School board tables Grosse Pointe North health clinic

Julia Roeder '25, Page Editor

FUNDING FRENZY An emergency School Board meeting (pictured above) was host to hours of comments on the new health clinic at North. (Julia Roeder ’25)

On Jan. 17, 2023, Grosse Pointe School Board members Virginia Jeup and Lisa Papas called an emergency meeting for the board two days later on Jan. 19. This meeting was to discuss the recent approval for a health clinic set to go into Grosse Pointe North High School.

The opposition to the health clinic was sent in by lawyer Anthony L. DeLuca, stating that the district using the sinking funds given by the government is an unlawful use of the money. At the meeting, there were nearly three hours of public comments.

“I think if we can use the sinking funds for softball diamonds, I think we can use it for a clinic,” said Rebecca Gualdoni, who is a mother of a freshman at Grosse Pointe North. “One in four Grosse Pointe North students don’t have healthcare or access to mental health services. This would be at the benefit of countless students throughout the Grosse Pointe Schools.”

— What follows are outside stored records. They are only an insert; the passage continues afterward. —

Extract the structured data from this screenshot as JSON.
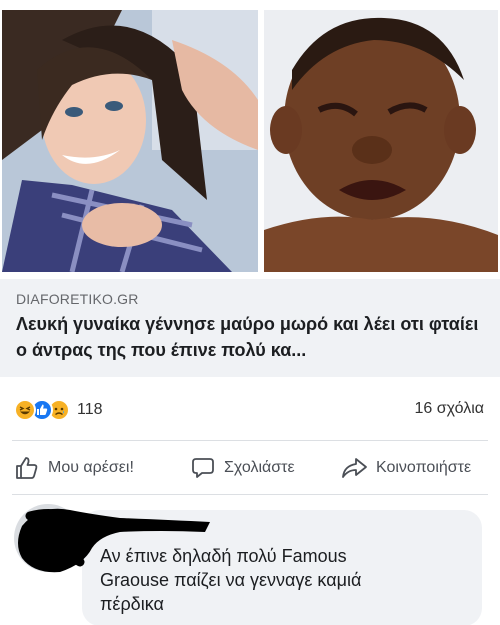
{
  "post": {
    "images": [
      {
        "name": "woman-selfie-photo"
      },
      {
        "name": "crying-baby-photo"
      }
    ],
    "link": {
      "domain": "DIAFORETIKO.GR",
      "headline": "Λευκή γυναίκα γέννησε μαύρο μωρό και λέει οτι φταίει ο άντρας της που έπινε πολύ κα..."
    },
    "stats": {
      "reaction_icons": [
        "haha-reaction-icon",
        "like-reaction-icon",
        "sad-reaction-icon"
      ],
      "reaction_count": "118",
      "comments_count": "16 σχόλια"
    },
    "actions": {
      "like_label": "Μου αρέσει!",
      "comment_label": "Σχολιάστε",
      "share_label": "Κοινοποιήστε"
    },
    "comment": {
      "text": "Αν έπινε δηλαδή πολύ Famous Graouse παίζει να γενναγε καμιά πέρδικα"
    }
  },
  "colors": {
    "link_box_bg": "#f0f2f5",
    "like_blue": "#1877f2",
    "reaction_yellow": "#f7b125",
    "secondary_text": "#65676b"
  }
}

Sinking fund money is derived from voters living in the Grosse Pointe Schools area in the form of a property tax assessment. Grosse Pointe’s 2019 sinking fund vote would provide the clinic’s facilities. The clinic will be funded by a State of Michigan grant and cost Grosse Pointe Schools nothing annually. The construction costs at North to build the clinic are estimated to cost more than $900,000. The clinic will provide an estimated $350,000-$400,000 worth of services to students according to an FAQ posted on the district’s website.

“I do not think that (the clinic) is needed for this school district,” Ray Safadi, a Grosse Pointe Woods resident, said. “There are other clinics for students to go to instead. This would be a disgrace.”

On the opposing end, many public comments focused on how this clinic would benefit attendance rates and parents who can’t leave work to bring their child into an Urgent Care. According to the district, 26 percent of Grosse Pointe North students are economically disadvantaged, meaning not every student can afford expensive medical bills.

“Every single one of those lives are important to me and to this community. Their lives are worth my life, and my tax money,” First Lutheran Church Pastor Sean Motley said. “I expect that my money is being used responsibly and rightly, but in the past I have seen a waste of taxpayer money, but I can not think of a better way to use our money than to save our children.”

Board members Virginia Jeup and Lisa Papas called this board meeting with less than a 48 hour notice, upsetting many in the community. In their announcement, Lawyer DeLuca’s statement expressed his concern that the state of Michigan would pursue legal action for an unlawful use of sinking funds. Many speakers of the public voiced their concern that DeLuca has no expertise in school finance.

“If we keep shaving off millions of dollars, we don’t have the financial resources for this,” Papas said. “I don’t agree to use the sinking funds on this, but I believe we could do this another way.”

Ultimately, the board voted 4-3 to table the interagency agreement between Beaumont Health Agency and Grosse Pointe schools. School Board members that voted table the agreement were worried that legal action against the school district would be pursued in the near future.